  46. ^ Richard Tofel, “Results of Our Reader Survey,” ProPublica, June 9, 2010, available at http://www.propublica.org/article/results-of-our-reader-surveyas of August 29, 2011.
  47. ^ This is the same timeframe as the 2010 ProPublica poll.
  48. ^ Lydia Saad, “In 2010, Conservatives Still Outnumber Moderates, Liberals,” Gallup, June 25, 2010, available at http://www.gallup.com/poll/141032/2010-Conservatives-Outnumber-Moderates-Liberals.aspxas of August 29, 2011.
  49. ^ Richard Tofel, “Results of Our Reader Survey,” ProPublica, June 9, 2010, available at http://www.propublica.org/article/results-of-our-reader-survey as of August 29, 2011.
  50. ^ See for example: “Scandal: Palin ‘Troopergate’,” ProPublica, last updated October 16, 2010, available at http://www.propublica.org/scandal/troopergateas of August 29, 2011.

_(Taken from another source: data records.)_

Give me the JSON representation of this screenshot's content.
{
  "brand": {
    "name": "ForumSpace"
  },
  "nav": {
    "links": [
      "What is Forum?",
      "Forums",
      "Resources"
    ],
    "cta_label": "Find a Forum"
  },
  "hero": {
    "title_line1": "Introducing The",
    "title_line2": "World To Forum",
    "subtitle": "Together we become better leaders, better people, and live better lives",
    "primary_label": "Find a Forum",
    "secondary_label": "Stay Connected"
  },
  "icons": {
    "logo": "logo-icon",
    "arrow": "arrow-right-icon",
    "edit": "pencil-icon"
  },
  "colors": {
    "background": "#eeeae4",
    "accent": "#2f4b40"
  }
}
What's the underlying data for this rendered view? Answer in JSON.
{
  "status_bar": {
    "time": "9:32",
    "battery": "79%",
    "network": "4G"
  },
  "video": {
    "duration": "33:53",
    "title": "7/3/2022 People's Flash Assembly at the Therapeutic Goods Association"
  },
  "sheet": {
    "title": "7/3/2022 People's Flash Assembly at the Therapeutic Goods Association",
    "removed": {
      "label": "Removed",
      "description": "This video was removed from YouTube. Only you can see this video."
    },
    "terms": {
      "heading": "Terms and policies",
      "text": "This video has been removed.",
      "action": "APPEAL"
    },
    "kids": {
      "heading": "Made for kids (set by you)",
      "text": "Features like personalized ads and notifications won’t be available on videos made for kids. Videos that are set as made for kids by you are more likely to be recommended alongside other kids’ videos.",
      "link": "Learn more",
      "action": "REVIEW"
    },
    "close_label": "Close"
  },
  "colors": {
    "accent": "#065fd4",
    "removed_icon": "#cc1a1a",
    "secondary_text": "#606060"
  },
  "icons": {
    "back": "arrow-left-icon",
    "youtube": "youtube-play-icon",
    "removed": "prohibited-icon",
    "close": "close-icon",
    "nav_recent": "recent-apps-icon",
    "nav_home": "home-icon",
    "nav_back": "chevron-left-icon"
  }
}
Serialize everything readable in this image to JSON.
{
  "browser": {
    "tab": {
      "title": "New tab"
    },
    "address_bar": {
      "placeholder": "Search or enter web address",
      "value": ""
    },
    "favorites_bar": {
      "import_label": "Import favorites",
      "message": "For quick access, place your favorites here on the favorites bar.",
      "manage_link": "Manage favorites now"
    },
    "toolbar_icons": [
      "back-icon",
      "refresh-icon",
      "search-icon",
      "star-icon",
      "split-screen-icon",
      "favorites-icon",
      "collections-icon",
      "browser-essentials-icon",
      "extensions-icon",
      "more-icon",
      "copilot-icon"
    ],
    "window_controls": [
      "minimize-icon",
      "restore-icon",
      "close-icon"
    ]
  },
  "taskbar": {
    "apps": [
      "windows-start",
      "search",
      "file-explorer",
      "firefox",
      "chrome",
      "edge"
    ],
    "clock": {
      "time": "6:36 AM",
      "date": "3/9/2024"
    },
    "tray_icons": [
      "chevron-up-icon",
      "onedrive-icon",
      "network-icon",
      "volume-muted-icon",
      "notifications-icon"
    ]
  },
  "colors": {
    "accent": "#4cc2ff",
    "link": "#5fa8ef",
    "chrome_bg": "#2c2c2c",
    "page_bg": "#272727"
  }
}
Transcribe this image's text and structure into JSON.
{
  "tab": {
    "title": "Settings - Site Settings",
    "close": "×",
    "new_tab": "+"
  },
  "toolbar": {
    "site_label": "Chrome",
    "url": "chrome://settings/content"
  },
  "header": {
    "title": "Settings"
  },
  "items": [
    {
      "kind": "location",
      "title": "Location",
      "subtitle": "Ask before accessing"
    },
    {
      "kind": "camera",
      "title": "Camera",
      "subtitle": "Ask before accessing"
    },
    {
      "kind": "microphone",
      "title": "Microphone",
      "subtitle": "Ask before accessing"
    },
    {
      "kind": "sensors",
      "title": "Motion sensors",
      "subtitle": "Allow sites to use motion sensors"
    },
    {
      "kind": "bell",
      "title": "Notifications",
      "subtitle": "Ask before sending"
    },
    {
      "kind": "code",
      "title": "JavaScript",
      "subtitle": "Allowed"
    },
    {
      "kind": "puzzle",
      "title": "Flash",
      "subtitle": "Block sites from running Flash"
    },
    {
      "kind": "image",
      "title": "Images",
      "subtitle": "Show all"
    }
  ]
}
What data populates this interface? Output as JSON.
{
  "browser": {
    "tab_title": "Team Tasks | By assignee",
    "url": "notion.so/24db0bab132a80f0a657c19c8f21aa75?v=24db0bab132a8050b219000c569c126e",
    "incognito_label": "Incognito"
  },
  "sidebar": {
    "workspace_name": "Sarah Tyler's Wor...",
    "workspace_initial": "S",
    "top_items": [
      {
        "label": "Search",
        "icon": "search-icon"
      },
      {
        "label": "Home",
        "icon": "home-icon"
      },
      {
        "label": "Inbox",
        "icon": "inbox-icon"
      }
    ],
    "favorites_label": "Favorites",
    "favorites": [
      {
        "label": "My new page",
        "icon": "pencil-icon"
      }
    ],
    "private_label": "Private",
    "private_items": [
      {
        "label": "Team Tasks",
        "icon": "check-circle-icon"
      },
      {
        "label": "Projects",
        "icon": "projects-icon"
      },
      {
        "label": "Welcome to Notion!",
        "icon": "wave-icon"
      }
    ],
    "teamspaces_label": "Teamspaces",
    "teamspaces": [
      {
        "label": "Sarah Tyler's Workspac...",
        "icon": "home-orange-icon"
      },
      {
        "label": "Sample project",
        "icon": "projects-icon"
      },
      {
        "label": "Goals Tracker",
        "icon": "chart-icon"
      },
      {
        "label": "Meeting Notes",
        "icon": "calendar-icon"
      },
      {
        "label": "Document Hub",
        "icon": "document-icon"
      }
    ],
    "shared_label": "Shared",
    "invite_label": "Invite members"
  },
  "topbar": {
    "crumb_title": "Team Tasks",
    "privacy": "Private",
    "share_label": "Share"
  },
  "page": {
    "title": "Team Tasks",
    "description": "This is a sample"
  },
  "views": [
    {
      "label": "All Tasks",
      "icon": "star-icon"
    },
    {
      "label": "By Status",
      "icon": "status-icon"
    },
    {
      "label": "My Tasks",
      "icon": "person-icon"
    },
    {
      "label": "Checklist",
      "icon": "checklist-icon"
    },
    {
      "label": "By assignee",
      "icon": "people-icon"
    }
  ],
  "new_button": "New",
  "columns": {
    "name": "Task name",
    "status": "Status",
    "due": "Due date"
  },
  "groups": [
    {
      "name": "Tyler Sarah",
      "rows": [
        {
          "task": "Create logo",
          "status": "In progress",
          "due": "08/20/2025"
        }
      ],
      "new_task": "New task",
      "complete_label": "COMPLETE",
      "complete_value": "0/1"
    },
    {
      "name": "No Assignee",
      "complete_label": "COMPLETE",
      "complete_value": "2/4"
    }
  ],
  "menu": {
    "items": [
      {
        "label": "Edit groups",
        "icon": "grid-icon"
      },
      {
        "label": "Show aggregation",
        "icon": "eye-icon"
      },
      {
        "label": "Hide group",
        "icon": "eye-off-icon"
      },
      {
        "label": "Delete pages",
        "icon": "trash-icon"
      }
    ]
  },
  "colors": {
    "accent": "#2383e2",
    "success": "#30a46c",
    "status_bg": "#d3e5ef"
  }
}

  51. ^ Anita Moncrief, “Democracy Alliance and ACORN Affiliated Group Wins Pulitzer Prize with the New York Times,” Hot Air, April 14, 2010, available at http://hotair.com/greenroom/archives/2010/04/14/democracy-alliance-and-acorn-affiliated-group-wins-pulitzer-prize-with-the-new-york-times/ as of August 29, 2011.
  52. ^ See for example: Ryan McNeill and Marina Trahan Martinez, “Doctors Disciplined by Texas Earn Money from Drug Firms, Records Show,” The Dallas Morning News, November 18, 2010, available at http://www.dallasnews.com/health/headlines/20101118-doctors-disciplined-by-texas-earn-money-from-drug-firms-records-show.ece as of August 29, 2011. (The disclaimer was placed at the end of the lengthy article and stated: “This story was researched in conjunction with ProPublica, an independent, nonprofit journalism website based in New York. All figures on drug company payments to physicians were assembled by ProPublica and made available to The Dallas Morning News.”)
  53. ^ “Gulf Oil Spill,” ProPublica – Our Investigations, available at http://www.propublica.org/topic/gulf-oil-spill as of August 29, 2011.
  54. ^ Abrahm Lustgarten, “BP Alaska Facilities Still at Risk,” The Alaska Dispatch, November 7, 2010, available at http://alaskadispatch.com/dispatches/energy/7379-bp-alaska-facilities-still-at-risk as of August 29, 2011.
  55. ^ Steve Rinehart (BP Spokesman), “BP Responds to ProPublica Pipeline Corrosion Report,” The Alaska Dispatch, November 8, 2010, available at http://alaskadispatch.com/dispatches/energy/7421-bp-responds-to-propublica-pipeline-corrosion-report as of August 29, 2011.
  56. ^ Abrahm Lustgarten, “Drilling Process Causes Water Supply Alarm,” The Denver Post, November 17, 2008, available at http://www.denverpost.com/breakingnews/ci_11001835 as of August 29, 2011.
  57. ^ Abrahm Lustgarten, “Drilling Process Causes Water Supply Alarm,” The Denver Post, November 17, 2008, available at http://www.denverpost.com/breakingnews/ci_11001835 as of August 29, 2011.
  58. ^ Dave Kopel, “ProPublica’s Shaky Facts,” The Rocky Mountain News, January 10, 2009, available at http://www.rockymountainnews.com/news/2009/jan/10/kopel-propublicas-shaky-facts/ as of August 29, 2011.
  59. ^ Dave Kopel, “ProPublica’s Shaky Facts,” The Rocky Mountain News, January 10, 2009, available at http://www.rockymountainnews.com/news/2009/jan/10/kopel-propublicas-shaky-facts/ as of August 29, 2011.
  60. ^ Jack Shafer, “What Do Herbert and Marion Sandler Want?,” Slate, October 15, 2007, available at http://www.slate.com/id/2175942/ as of August 29, 2011.
  61. ^ Alberto Ibargüen is also President and Chief Executive Officer of the John S. and James L. Knight Foundation.
  62. ^ Gara LaMarche is President and Chief Executive Officer of The Atlantic Philanthropies.